BEGIN DATA SECTION

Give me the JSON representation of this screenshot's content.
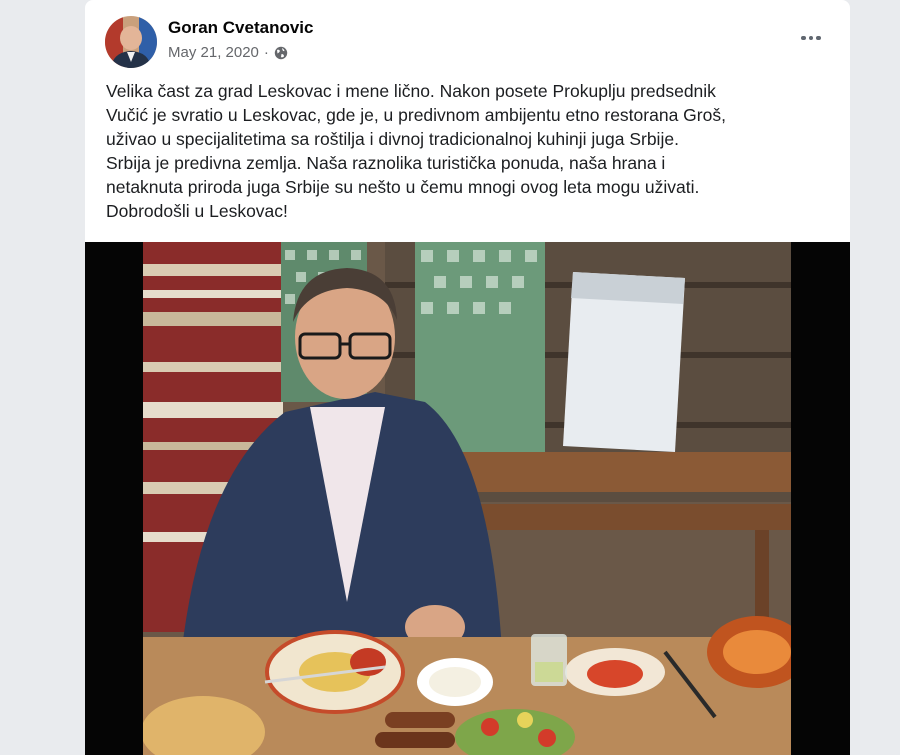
{
  "post": {
    "author": "Goran Cvetanovic",
    "date": "May 21, 2020",
    "separator": "·",
    "audience_icon": "globe-icon",
    "more_icon": "more-options-icon",
    "text": "Velika čast za grad Leskovac i mene lično. Nakon posete Prokuplju predsednik\nVučić je svratio u Leskovac, gde je, u predivnom ambijentu etno restorana Groš,\nuživao u specijalitetima sa roštilja i divnoj tradicionalnoj kuhinji juga Srbije.\nSrbija je predivna zemlja. Naša raznolika turistička ponuda, naša hrana i\nnetaknuta priroda juga Srbije su  nešto u čemu mnogi ovog leta mogu uživati.\nDobrodošli u Leskovac!"
  },
  "colors": {
    "page_bg": "#e9ebee",
    "card_bg": "#ffffff",
    "author": "#050505",
    "meta": "#65676b",
    "text": "#1c1e21"
  }
}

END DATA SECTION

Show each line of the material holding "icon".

• EXERCISE ANSWER:
    "audience_icon": "globe-icon",
    "more_icon": "more-options-icon",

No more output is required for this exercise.